What is needed is an exact copy of every entry below, with the pictures left out.

--- Stored data ---

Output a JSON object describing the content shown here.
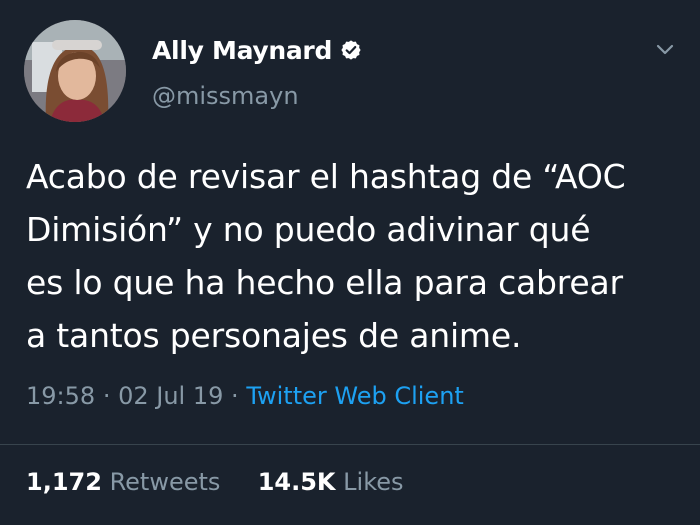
{
  "profile": {
    "display_name": "Ally Maynard",
    "handle": "@missmayn",
    "verified": true
  },
  "tweet": {
    "lines": [
      "Acabo de revisar el hashtag de “AOC",
      "Dimisión” y no puedo adivinar qué",
      "es lo que ha hecho ella para cabrear",
      "a tantos personajes de anime."
    ]
  },
  "meta": {
    "time": "19:58",
    "separator": "·",
    "date": "02 Jul 19",
    "client": "Twitter Web Client"
  },
  "stats": {
    "retweets_count": "1,172",
    "retweets_label": "Retweets",
    "likes_count": "14.5K",
    "likes_label": "Likes"
  },
  "colors": {
    "background": "#1a222d",
    "text_primary": "#ffffff",
    "text_secondary": "#8899a6",
    "link": "#1da1f2"
  },
  "icons": {
    "verified": "verified-badge-icon",
    "menu": "chevron-down-icon"
  }
}
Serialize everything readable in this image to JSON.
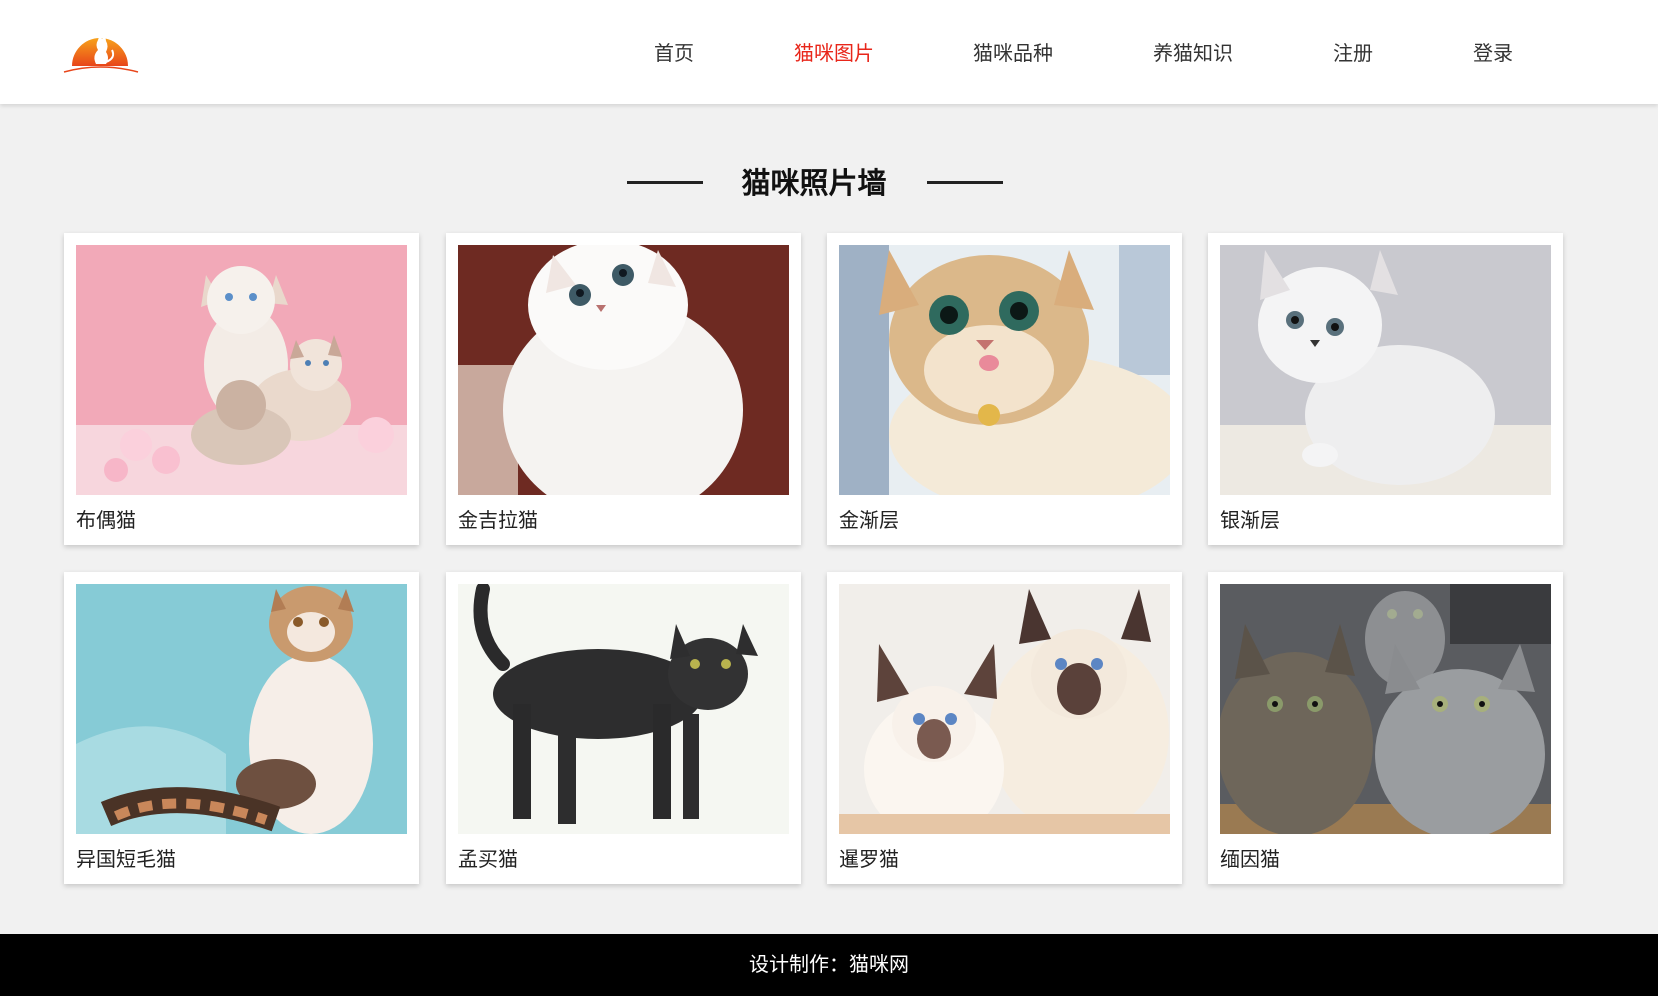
{
  "header": {
    "logo_icon": "cat-sunset-logo",
    "accent_color": "#e8261a",
    "nav": [
      {
        "label": "首页",
        "active": false
      },
      {
        "label": "猫咪图片",
        "active": true
      },
      {
        "label": "猫咪品种",
        "active": false
      },
      {
        "label": "养猫知识",
        "active": false
      },
      {
        "label": "注册",
        "active": false
      },
      {
        "label": "登录",
        "active": false
      }
    ]
  },
  "main": {
    "section_title": "猫咪照片墙",
    "cards": [
      {
        "caption": "布偶猫",
        "photo": "ragdoll-cats-photo"
      },
      {
        "caption": "金吉拉猫",
        "photo": "chinchilla-cat-photo"
      },
      {
        "caption": "金渐层",
        "photo": "golden-shaded-cat-photo"
      },
      {
        "caption": "银渐层",
        "photo": "silver-shaded-cat-photo"
      },
      {
        "caption": "异国短毛猫",
        "photo": "exotic-shorthair-cat-photo"
      },
      {
        "caption": "孟买猫",
        "photo": "bombay-cat-photo"
      },
      {
        "caption": "暹罗猫",
        "photo": "siamese-cats-photo"
      },
      {
        "caption": "缅因猫",
        "photo": "maine-coon-cats-photo"
      }
    ]
  },
  "footer": {
    "text": "设计制作：猫咪网"
  }
}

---

Completed exercise:
Output a JSON object describing the content shown here.
{
  "profile": {
    "display_name": "Ally Maynard",
    "handle": "@missmayn",
    "verified": true
  },
  "tweet": {
    "lines": [
      "Acabo de revisar el hashtag de “AOC",
      "Dimisión” y no puedo adivinar qué",
      "es lo que ha hecho ella para cabrear",
      "a tantos personajes de anime."
    ]
  },
  "meta": {
    "time": "19:58",
    "separator": "·",
    "date": "02 Jul 19",
    "client": "Twitter Web Client"
  },
  "stats": {
    "retweets_count": "1,172",
    "retweets_label": "Retweets",
    "likes_count": "14.5K",
    "likes_label": "Likes"
  },
  "colors": {
    "background": "#1a222d",
    "text_primary": "#ffffff",
    "text_secondary": "#8899a6",
    "link": "#1da1f2"
  },
  "icons": {
    "verified": "verified-badge-icon",
    "menu": "chevron-down-icon"
  }
}
Serialize everything readable in this image to JSON.
{
  "header": {
    "logo_icon": "cat-sunset-logo",
    "accent_color": "#e8261a",
    "nav": [
      {
        "label": "首页",
        "active": false
      },
      {
        "label": "猫咪图片",
        "active": true
      },
      {
        "label": "猫咪品种",
        "active": false
      },
      {
        "label": "养猫知识",
        "active": false
      },
      {
        "label": "注册",
        "active": false
      },
      {
        "label": "登录",
        "active": false
      }
    ]
  },
  "main": {
    "section_title": "猫咪照片墙",
    "cards": [
      {
        "caption": "布偶猫",
        "photo": "ragdoll-cats-photo"
      },
      {
        "caption": "金吉拉猫",
        "photo": "chinchilla-cat-photo"
      },
      {
        "caption": "金渐层",
        "photo": "golden-shaded-cat-photo"
      },
      {
        "caption": "银渐层",
        "photo": "silver-shaded-cat-photo"
      },
      {
        "caption": "异国短毛猫",
        "photo": "exotic-shorthair-cat-photo"
      },
      {
        "caption": "孟买猫",
        "photo": "bombay-cat-photo"
      },
      {
        "caption": "暹罗猫",
        "photo": "siamese-cats-photo"
      },
      {
        "caption": "缅因猫",
        "photo": "maine-coon-cats-photo"
      }
    ]
  },
  "footer": {
    "text": "设计制作：猫咪网"
  }
}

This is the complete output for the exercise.